Welcome to Jazz Club, where we might actually be on track this week! Actually, it’s true; we have a real topic and real albums to bring to your earballs, all about one of the most revolutionary (and highly criticized at the time) forms of jazz of all time, Jazz Fusion! A little note before we start, though: all three albums featured today have sizable contributions from guitarists. Although fusion includes more instrumentation beyond the guitar (for example, Mahavishnu Orchestra once included violinist Jon Luc Ponty), guitar was essentially the big focal point of the genre, as fusion is a blend (no duh) of a few genres with jazz, the biggest being rock music. (Of course, there are other jazz guitarists that aren’t fusion, such as Django Reinhardt, but this is a new sound we’re talking about.) So without further ado, let's defuse a contentious - but rewarding - subgenre of jazz.

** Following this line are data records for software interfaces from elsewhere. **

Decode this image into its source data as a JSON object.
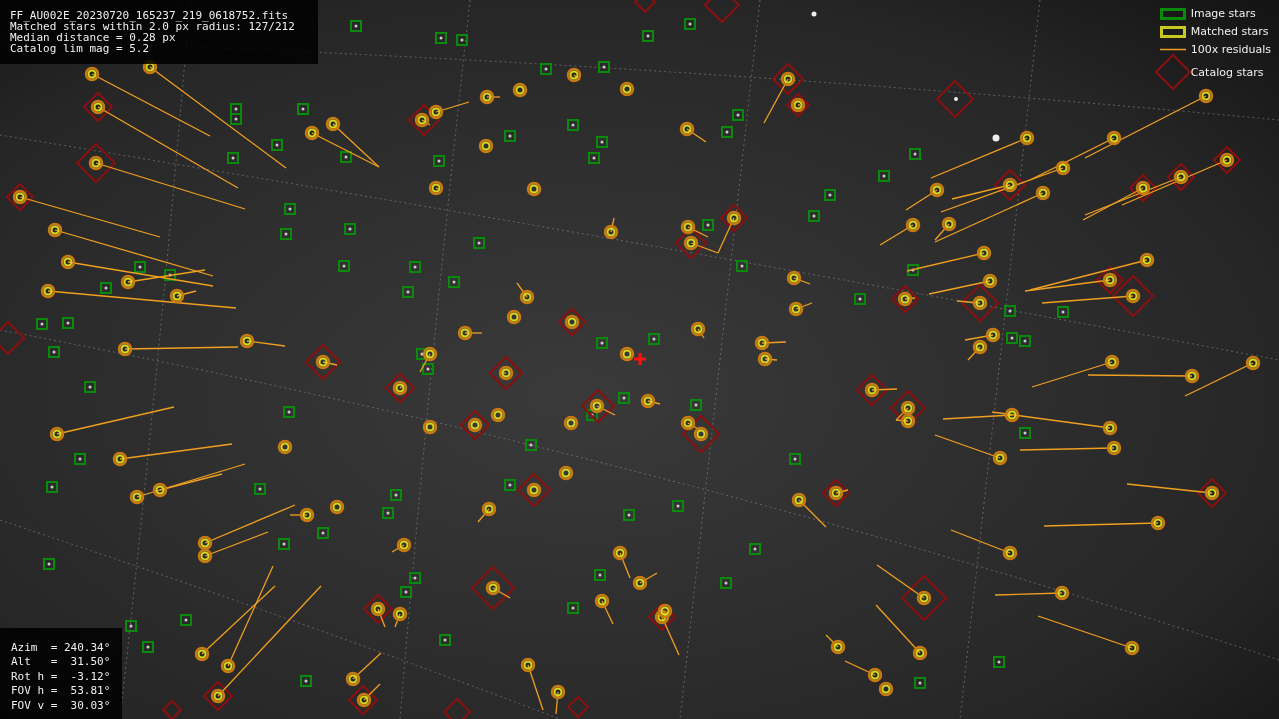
{
  "info_box": {
    "lines": [
      "FF_AU002E_20230720_165237_219_0618752.fits",
      "Matched stars within 2.0 px radius: 127/212",
      "Median distance = 0.28 px",
      "Catalog lim mag = 5.2"
    ]
  },
  "legend": [
    {
      "kind": "image",
      "label": "Image stars"
    },
    {
      "kind": "matched",
      "label": "Matched stars"
    },
    {
      "kind": "residual",
      "label": "100x residuals"
    },
    {
      "kind": "catalog",
      "label": "Catalog stars"
    }
  ],
  "pointing_box": {
    "lines": [
      "Azim  = 240.34°",
      "Alt   =  31.50°",
      "Rot h =  -3.12°",
      "FOV h =  53.81°",
      "FOV v =  30.03°"
    ]
  }
}
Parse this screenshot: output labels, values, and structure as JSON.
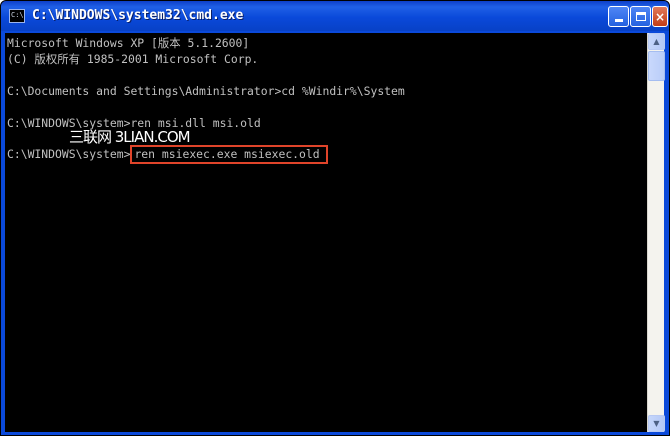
{
  "window": {
    "title": "C:\\WINDOWS\\system32\\cmd.exe",
    "buttons": {
      "minimize": "_",
      "maximize": "□",
      "close": "×"
    }
  },
  "console": {
    "lines": [
      "Microsoft Windows XP [版本 5.1.2600]",
      "(C) 版权所有 1985-2001 Microsoft Corp.",
      "",
      "C:\\Documents and Settings\\Administrator>cd %Windir%\\System",
      "",
      "C:\\WINDOWS\\system>ren msi.dll msi.old",
      ""
    ],
    "last_prompt": "C:\\WINDOWS\\system>",
    "last_command": "ren msiexec.exe msiexec.old",
    "highlight_color": "#e0442a",
    "text_color": "#c0c0c0"
  },
  "watermark": "三联网 3LIAN.COM",
  "scrollbar": {
    "up_icon": "▲",
    "down_icon": "▼"
  }
}
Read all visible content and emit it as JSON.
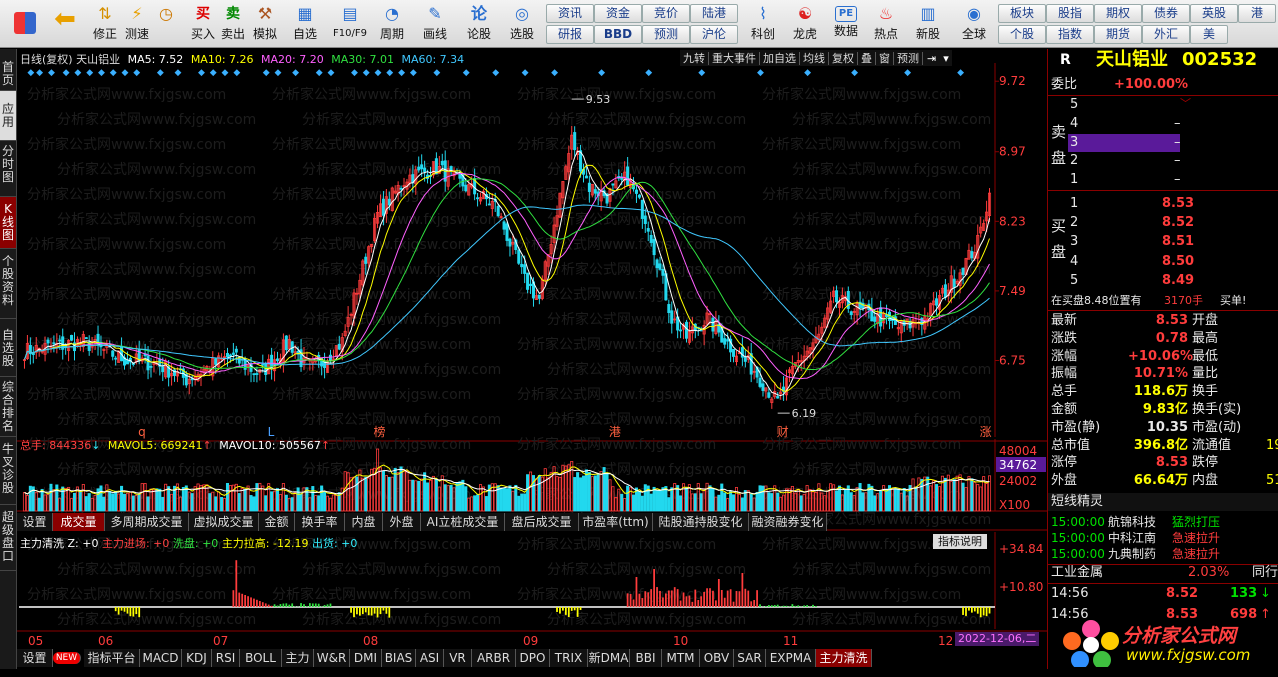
{
  "toolbar": {
    "left_items": [
      {
        "label": "",
        "icon": "home-grid-icon"
      },
      {
        "label": "",
        "icon": "back-arrow-icon"
      },
      {
        "label": "修正",
        "icon": "updown-icon"
      },
      {
        "label": "测速",
        "icon": "lightning-icon"
      },
      {
        "label": "",
        "icon": "clock-icon"
      },
      {
        "label": "买入",
        "icon": "buy-icon",
        "glyph": "买"
      },
      {
        "label": "卖出",
        "icon": "sell-icon",
        "glyph": "卖"
      },
      {
        "label": "模拟",
        "icon": "hammer-icon"
      },
      {
        "label": "自选",
        "icon": "star-icon"
      },
      {
        "label": "F10/F9",
        "icon": "document-icon"
      },
      {
        "label": "周期",
        "icon": "period-icon"
      },
      {
        "label": "画线",
        "icon": "pencil-icon"
      },
      {
        "label": "论股",
        "icon": "talk-icon"
      },
      {
        "label": "选股",
        "icon": "search-stock-icon"
      }
    ],
    "mid_buttons_row1": [
      "资讯",
      "资金",
      "竞价",
      "陆港"
    ],
    "mid_buttons_row2": [
      "研报",
      "BBD",
      "预测",
      "沪伦"
    ],
    "right_items": [
      {
        "label": "科创",
        "icon": "sci-icon"
      },
      {
        "label": "龙虎",
        "icon": "dragon-tiger-icon"
      },
      {
        "label": "数据",
        "icon": "pe-icon"
      },
      {
        "label": "热点",
        "icon": "hot-icon"
      },
      {
        "label": "新股",
        "icon": "new-stock-icon"
      },
      {
        "label": "全球",
        "icon": "globe-icon"
      }
    ],
    "far_row1": [
      "板块",
      "股指",
      "期权",
      "债券",
      "英股",
      "港"
    ],
    "far_row2": [
      "个股",
      "指数",
      "期货",
      "外汇",
      "美"
    ],
    "zixuan": "自选",
    "f10": "F10/F9"
  },
  "left_nav": [
    {
      "label": "首页",
      "active": false
    },
    {
      "label": "应用",
      "active": false
    },
    {
      "label": "分时图",
      "active": false
    },
    {
      "label": "K线图",
      "active": true
    },
    {
      "label": "个股资料",
      "active": false
    },
    {
      "label": "自选股",
      "active": false
    },
    {
      "label": "综合排名",
      "active": false
    },
    {
      "label": "牛叉诊股",
      "active": false
    },
    {
      "label": "超级盘口",
      "active": false
    }
  ],
  "header": {
    "title": "日线(复权)  天山铝业",
    "ma5": "MA5: 7.52",
    "ma10": "MA10: 7.26",
    "ma20": "MA20: 7.20",
    "ma30": "MA30: 7.01",
    "ma60": "MA60: 7.34",
    "toolbar_labels": [
      "九转",
      "重大事件",
      "加自选",
      "均线",
      "复权",
      "叠",
      "窗",
      "预测"
    ]
  },
  "price_axis": [
    "9.72",
    "8.97",
    "8.23",
    "7.49",
    "6.75"
  ],
  "price_annotations": {
    "high": "9.53",
    "low": "6.19"
  },
  "event_marks": [
    "q",
    "L",
    "榜",
    "港",
    "财",
    "涨"
  ],
  "vol_header": {
    "total": "总手: 844336",
    "mavol5": "MAVOL5: 669241",
    "mavol10": "MAVOL10: 505567"
  },
  "vol_axis": [
    "48004",
    "34762",
    "24002",
    "X100"
  ],
  "tabs1": [
    "设置",
    "成交量",
    "多周期成交量",
    "虚拟成交量",
    "金额",
    "换手率",
    "内盘",
    "外盘",
    "AI立桩成交量",
    "盘后成交量",
    "市盈率(ttm)",
    "陆股通持股变化",
    "融资融券变化"
  ],
  "ind_header": {
    "name": "主力清洗",
    "z": "Z: +0",
    "entry": "主力进场: +0",
    "wash": "洗盘: +0",
    "pull": "主力拉高: -12.19",
    "out": "出货: +0",
    "explain": "指标说明"
  },
  "ind_axis": [
    "+34.84",
    "+10.80"
  ],
  "months": [
    "05",
    "06",
    "07",
    "08",
    "09",
    "10",
    "11",
    "12"
  ],
  "cur_date": "2022-12-06,二",
  "tabs2": [
    "设置",
    "NEW",
    "指标平台",
    "MACD",
    "KDJ",
    "RSI",
    "BOLL",
    "主力",
    "W&R",
    "DMI",
    "BIAS",
    "ASI",
    "VR",
    "ARBR",
    "DPO",
    "TRIX",
    "新DMA",
    "BBI",
    "MTM",
    "OBV",
    "SAR",
    "EXPMA",
    "主力清洗"
  ],
  "watermark": "分析家公式网www.fxjgsw.com",
  "right_panel": {
    "R": "R",
    "stock_name": "天山铝业",
    "stock_code": "002532",
    "weibi_label": "委比",
    "weibi_value": "+100.00%",
    "sell_label": "卖盘",
    "buy_label": "买盘",
    "sell": [
      {
        "n": "5",
        "p": "",
        "v": ""
      },
      {
        "n": "4",
        "p": "–",
        "v": ""
      },
      {
        "n": "3",
        "p": "–",
        "v": ""
      },
      {
        "n": "2",
        "p": "–",
        "v": ""
      },
      {
        "n": "1",
        "p": "–",
        "v": ""
      }
    ],
    "buy": [
      {
        "n": "1",
        "p": "8.53"
      },
      {
        "n": "2",
        "p": "8.52"
      },
      {
        "n": "3",
        "p": "8.51"
      },
      {
        "n": "4",
        "p": "8.50"
      },
      {
        "n": "5",
        "p": "8.49"
      }
    ],
    "buy_notice": "在买盘8.48位置有",
    "buy_notice_vol": "3170手",
    "buy_notice_tag": "买单!",
    "quotes_left": [
      {
        "k": "最新",
        "v": "8.53"
      },
      {
        "k": "涨跌",
        "v": "0.78"
      },
      {
        "k": "涨幅",
        "v": "+10.06%"
      },
      {
        "k": "振幅",
        "v": "10.71%"
      },
      {
        "k": "总手",
        "v": "118.6万"
      },
      {
        "k": "金额",
        "v": "9.83亿"
      },
      {
        "k": "市盈(静)",
        "v": "10.35"
      },
      {
        "k": "总市值",
        "v": "396.8亿"
      },
      {
        "k": "涨停",
        "v": "8.53"
      },
      {
        "k": "外盘",
        "v": "66.64万"
      }
    ],
    "quotes_right": [
      "开盘",
      "最高",
      "最低",
      "量比",
      "换手",
      "换手(实)",
      "市盈(动)",
      "流通值",
      "跌停",
      "内盘"
    ],
    "quotes_right_vals": [
      "",
      "",
      "",
      "",
      "",
      "",
      "",
      "19",
      "",
      "51"
    ],
    "short_title": "短线精灵",
    "short_items": [
      {
        "t": "15:00:00",
        "n": "航锦科技",
        "e": "猛烈打压"
      },
      {
        "t": "15:00:00",
        "n": "中科江南",
        "e": "急速拉升"
      },
      {
        "t": "15:00:00",
        "n": "九典制药",
        "e": "急速拉升"
      }
    ],
    "industry": "工业金属",
    "industry_chg": "2.03%",
    "industry_peer": "同行",
    "ticks": [
      {
        "t": "14:56",
        "p": "8.52",
        "v": "133"
      },
      {
        "t": "14:56",
        "p": "8.53",
        "v": "698"
      }
    ],
    "logo_text": "分析家公式网",
    "logo_url": "www.fxjgsw.com"
  }
}
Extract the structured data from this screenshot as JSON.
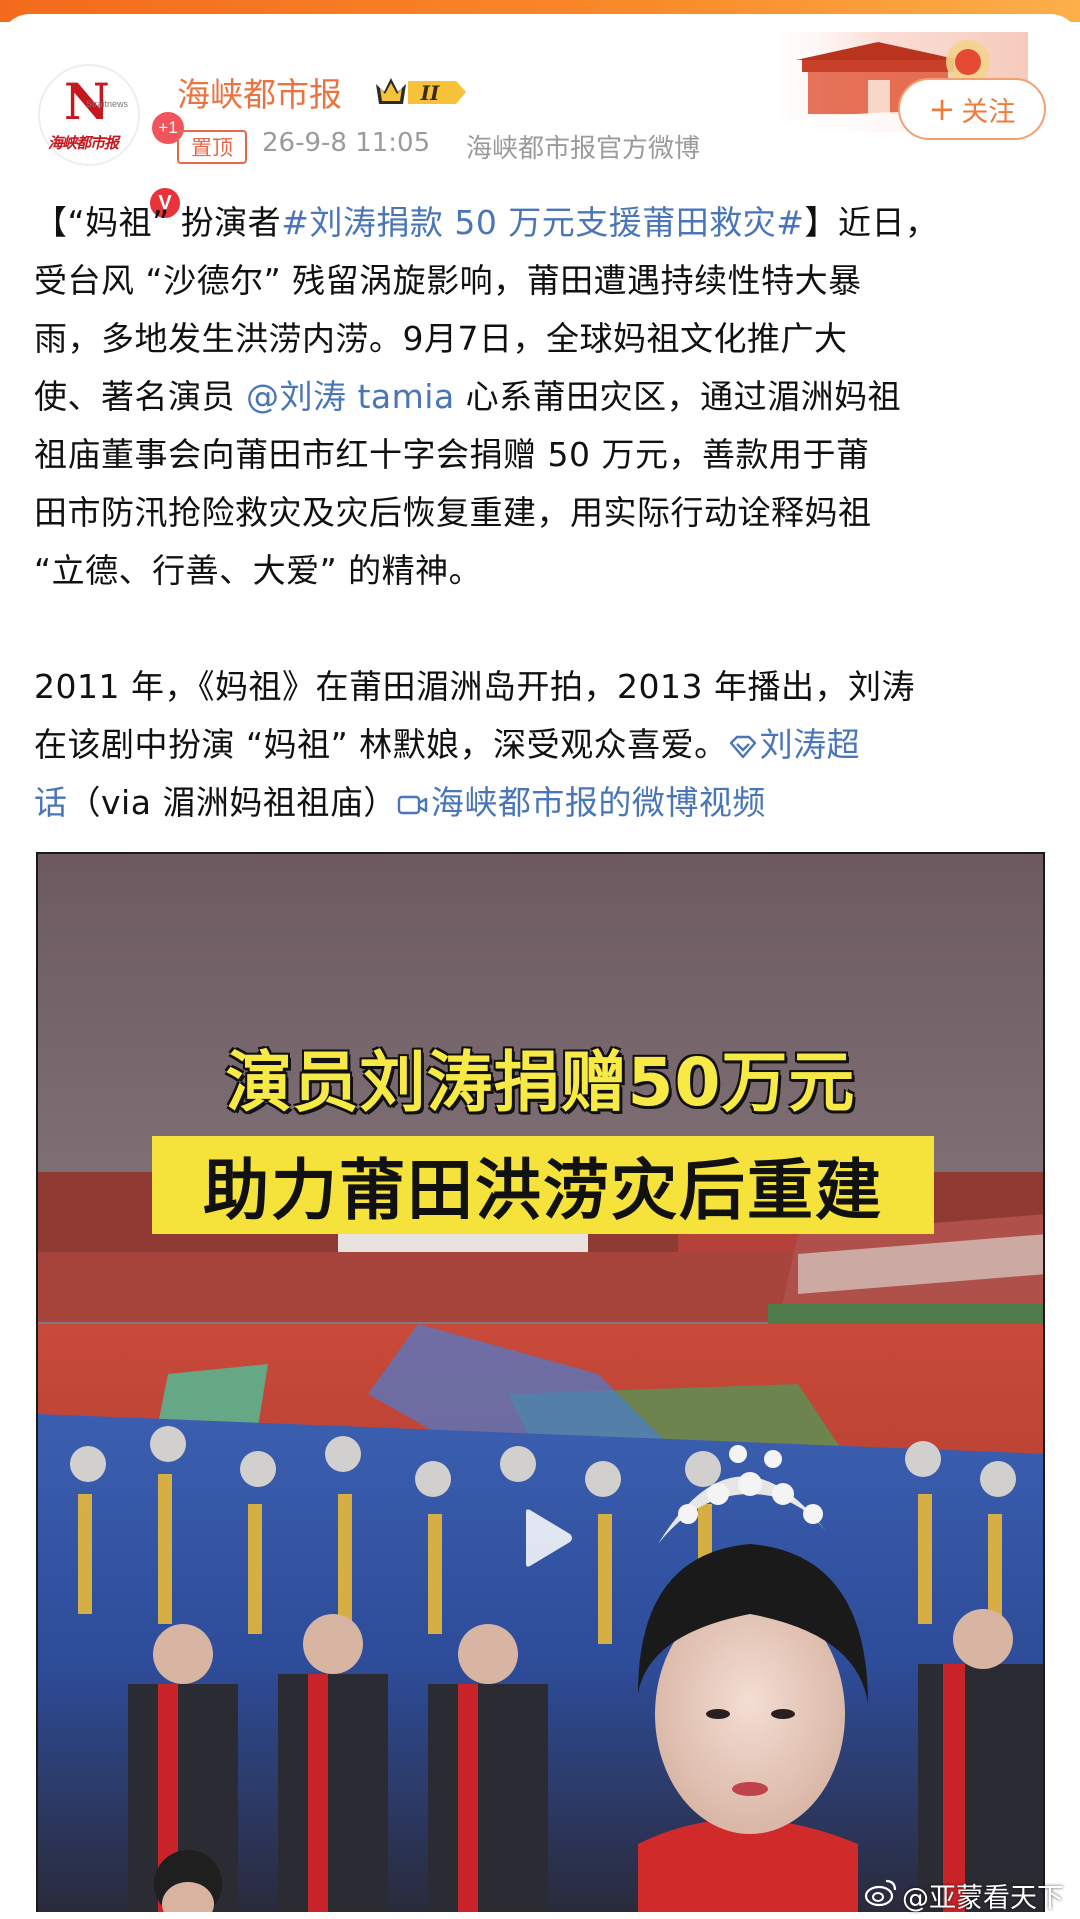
{
  "header": {
    "avatar": {
      "letter": "N",
      "sub_text": "Straitnews",
      "calligraphy": "海峡都市报",
      "badge_count": "+1",
      "verified_mark": "V"
    },
    "account_name": "海峡都市报",
    "vip_level": "II",
    "pin_tag": "置顶",
    "time": "26-9-8 11:05",
    "source": "海峡都市报官方微博",
    "follow_button": {
      "icon": "plus-icon",
      "label": "关注"
    }
  },
  "post": {
    "p1": {
      "l1_a": "【“妈祖” 扮演者",
      "l1_tag": "#刘涛捐款 50 万元支援莆田救灾#",
      "l1_b": "】近日，",
      "l2": "受台风 “沙德尔” 残留涡旋影响，莆田遭遇持续性特大暴",
      "l3": "雨，多地发生洪涝内涝。9月7日，全球妈祖文化推广大",
      "l4_a": "使、著名演员 ",
      "l4_mention": "@刘涛 tamia",
      "l4_b": " 心系莆田灾区，通过湄洲妈祖",
      "l5": "祖庙董事会向莆田市红十字会捐赠 50 万元，善款用于莆",
      "l6": "田市防汛抢险救灾及灾后恢复重建，用实际行动诠释妈祖",
      "l7": "“立德、行善、大爱” 的精神。"
    },
    "p2": {
      "l1": "2011 年，《妈祖》在莆田湄洲岛开拍，2013 年播出，刘涛",
      "l2_a": "在该剧中扮演 “妈祖” 林默娘，深受观众喜爱。",
      "l2_topic": "刘涛超",
      "l3_topic": "话",
      "l3_b": "（via 湄洲妈祖祖庙）",
      "l3_video_link": "海峡都市报的微博视频"
    }
  },
  "video": {
    "headline_1": "演员刘涛捐赠50万元",
    "headline_2": "助力莆田洪涝灾后重建",
    "play_icon": "play-icon"
  },
  "watermark": "@亚蒙看天下",
  "colors": {
    "accent_orange": "#eb7340",
    "link_blue": "#4a76b8",
    "headline_yellow": "#f5e33b",
    "text": "#111111",
    "meta_gray": "#9b9b9b"
  }
}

After we provided a general introduction for the genre in our last Jazz Club, Jimmy and I tossed around the idea of writing an adjacent piece catered specifically to metal fans. As with any genre, it's easier to crack into the overall style with a handful of bands or albums that incorporate elements from genres that the listener is already familiar with. There are some pretty strong links between jazz and metal, which made it easy to select a well-rounded list of albums to recommend for metal fans who want their jazz to have an added edge. Some of these releases lean more towards one genre than the other, but they're all excellent in their own right and provide a solid, metallic gateway into jazz.